Seven Questions with Richard Simons

The co-owner and vice-president of merchandising for Simons on who his favourite designers are and what is trending in fashion this spring.

Material republished with the express permission of: Ottawa Citizen, a division of Postmedia Network Inc.

As co-owner and vice-president of merchandising for Simons department stores, Richard Simons spends roughly 100 days a year travelling the world in search of the best designers, and new ideas and inspiration. He attends approximately 50 women’s fashion shows each year but his favourite place is in the showrooms, feeling the product as customers would in a store.

Born and raised in Quebec City, Richard always wanted to follow his father into the family business and, after graduating from business school at the University of New Brunswick, he saw a place for himself at the family firm. Richard is the fifth generation of his family to work at Simons, which started in 1870 as a dry goods store in Quebec City. (His brother, Peter Simons, is the company’s CEO and president.)

These days, Richard oversees the buying for Canada’s 15 Simons stores, including two new stores­—one in Calgary and the other in Edmonton. “It’s a very challenging and exciting time,” he says. “I’m always thinking about what’s next. What’s a mall going to look like in five years? How much will people be buying online? As a retailer, you know there’s going to be a lot of change.”
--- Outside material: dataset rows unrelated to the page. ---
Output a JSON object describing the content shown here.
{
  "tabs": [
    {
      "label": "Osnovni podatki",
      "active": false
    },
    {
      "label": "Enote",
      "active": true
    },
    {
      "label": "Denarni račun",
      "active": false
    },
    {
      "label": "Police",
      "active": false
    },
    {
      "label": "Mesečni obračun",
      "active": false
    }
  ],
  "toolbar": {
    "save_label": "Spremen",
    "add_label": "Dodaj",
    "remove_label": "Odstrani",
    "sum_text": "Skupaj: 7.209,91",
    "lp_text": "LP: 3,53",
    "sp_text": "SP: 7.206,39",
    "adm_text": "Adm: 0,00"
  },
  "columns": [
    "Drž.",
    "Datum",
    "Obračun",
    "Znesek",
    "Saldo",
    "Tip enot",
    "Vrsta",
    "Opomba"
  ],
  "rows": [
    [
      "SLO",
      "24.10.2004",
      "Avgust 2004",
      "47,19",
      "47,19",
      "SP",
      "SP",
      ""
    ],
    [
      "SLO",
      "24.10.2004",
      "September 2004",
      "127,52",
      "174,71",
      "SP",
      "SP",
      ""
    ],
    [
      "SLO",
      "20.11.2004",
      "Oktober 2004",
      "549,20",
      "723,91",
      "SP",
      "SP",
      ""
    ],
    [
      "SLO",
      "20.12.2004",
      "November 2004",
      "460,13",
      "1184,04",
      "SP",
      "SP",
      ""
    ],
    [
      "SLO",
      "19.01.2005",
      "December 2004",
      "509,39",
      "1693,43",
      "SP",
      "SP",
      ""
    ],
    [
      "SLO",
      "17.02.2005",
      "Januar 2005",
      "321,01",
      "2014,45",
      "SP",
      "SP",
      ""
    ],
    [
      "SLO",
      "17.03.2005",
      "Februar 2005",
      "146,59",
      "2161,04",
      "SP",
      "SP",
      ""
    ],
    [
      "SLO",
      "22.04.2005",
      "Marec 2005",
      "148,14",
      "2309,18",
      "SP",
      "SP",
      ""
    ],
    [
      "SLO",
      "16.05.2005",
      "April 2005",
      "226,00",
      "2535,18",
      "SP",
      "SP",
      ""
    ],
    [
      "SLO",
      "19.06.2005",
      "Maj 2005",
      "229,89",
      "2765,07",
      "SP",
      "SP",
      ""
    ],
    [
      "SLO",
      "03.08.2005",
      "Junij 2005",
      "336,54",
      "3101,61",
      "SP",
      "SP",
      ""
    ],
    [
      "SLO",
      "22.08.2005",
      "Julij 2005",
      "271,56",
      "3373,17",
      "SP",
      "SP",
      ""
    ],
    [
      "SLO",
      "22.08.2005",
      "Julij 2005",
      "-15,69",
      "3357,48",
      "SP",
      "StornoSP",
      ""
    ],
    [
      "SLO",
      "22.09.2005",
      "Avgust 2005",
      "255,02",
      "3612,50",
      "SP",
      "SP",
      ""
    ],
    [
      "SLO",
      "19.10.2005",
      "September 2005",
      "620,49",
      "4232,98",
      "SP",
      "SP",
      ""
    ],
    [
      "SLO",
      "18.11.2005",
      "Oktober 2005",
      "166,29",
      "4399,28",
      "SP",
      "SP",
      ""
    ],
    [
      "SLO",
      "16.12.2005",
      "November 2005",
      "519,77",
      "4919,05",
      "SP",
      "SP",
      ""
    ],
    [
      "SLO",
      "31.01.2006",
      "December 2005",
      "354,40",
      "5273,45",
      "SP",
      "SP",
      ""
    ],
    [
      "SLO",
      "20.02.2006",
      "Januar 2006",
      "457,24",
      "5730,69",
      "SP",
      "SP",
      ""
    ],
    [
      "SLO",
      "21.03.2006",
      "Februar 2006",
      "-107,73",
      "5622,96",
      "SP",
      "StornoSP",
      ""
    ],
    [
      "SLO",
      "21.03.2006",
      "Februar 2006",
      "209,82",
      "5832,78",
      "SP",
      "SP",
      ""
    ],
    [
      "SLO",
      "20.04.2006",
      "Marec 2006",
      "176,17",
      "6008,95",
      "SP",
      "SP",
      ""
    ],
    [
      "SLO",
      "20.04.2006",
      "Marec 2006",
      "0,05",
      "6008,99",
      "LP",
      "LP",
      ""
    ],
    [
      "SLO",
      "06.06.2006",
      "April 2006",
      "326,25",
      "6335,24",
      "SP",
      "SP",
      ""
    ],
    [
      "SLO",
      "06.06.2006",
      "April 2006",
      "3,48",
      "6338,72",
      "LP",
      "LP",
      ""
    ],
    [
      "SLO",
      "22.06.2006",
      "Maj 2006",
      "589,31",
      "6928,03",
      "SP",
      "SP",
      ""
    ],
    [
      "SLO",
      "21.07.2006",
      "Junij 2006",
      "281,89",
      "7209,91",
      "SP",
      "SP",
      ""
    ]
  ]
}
Where do you find your inspiration for the upcoming season?

“Inspiration is all around. There’s inspiration when you watch a film, walk through an airport, go to a fashion show, go to an art museum or when you read. We’re bombarded with inspiration.”

Where did you get your fashion sense, your sense of style?

“It’s like doing a 5,000-piece puzzle. There’s no instruction book. You might have a system and use logic; maybe you start with the border or certain colours. It’s the same with fashion. If you start seeing a lot of yellow, you know that’ll be trending for the next season. You draw lines between the similarities, what everyone is doing. And sometimes no one else is doing it, but you just think it’s interesting.”

Who are some of your favourite designers?

“Without hesitation my favourite show is Dries Van Noten. He is the master of beauty and the values of his company reflect those of our own organization. I’m very keen on Canadian designers [such as] Unttld, Denis Gagnon, Sid Neigum. There’s great talent amongst Canadian designers and we should encourage and support them.”

What’s trending this spring?

“Over the past season, we’ve seen a lot of flower prints, but this has really changed and we’ll be seeing more intense, bright colours this season mostly in solids prints and multi stripes and a lot of shiny vinyl in pants and skirts. I’m also loving the return of tailoring in pants and suiting, which are slightly oversized. Fashion is much less fitted these days, more boxy, wider shapes are taking place over tight-fitted styling.”

What’s the best part of your job?

“The buyers and designers I work with. I’m privileged to work with such passionate forces in fashion. Nobody around me is ever unmotivated. It’s important to enjoy what you are doing, and it’s fun to work with happy people.”

What do you do to get away from it all?

“I bought a cabin that’s three hours north of Quebec City with my brother when I was 21. I go fly fishing there with friends every spring. There’s no cellphone reception, no electricity, no TV. It’s the best place on earth.”

Could you recommend a business book?

The Designful Company: How to Build a Culture of Nonstop Innovation by Marty Neumeier. It’s great for creatives and the people who work with them.”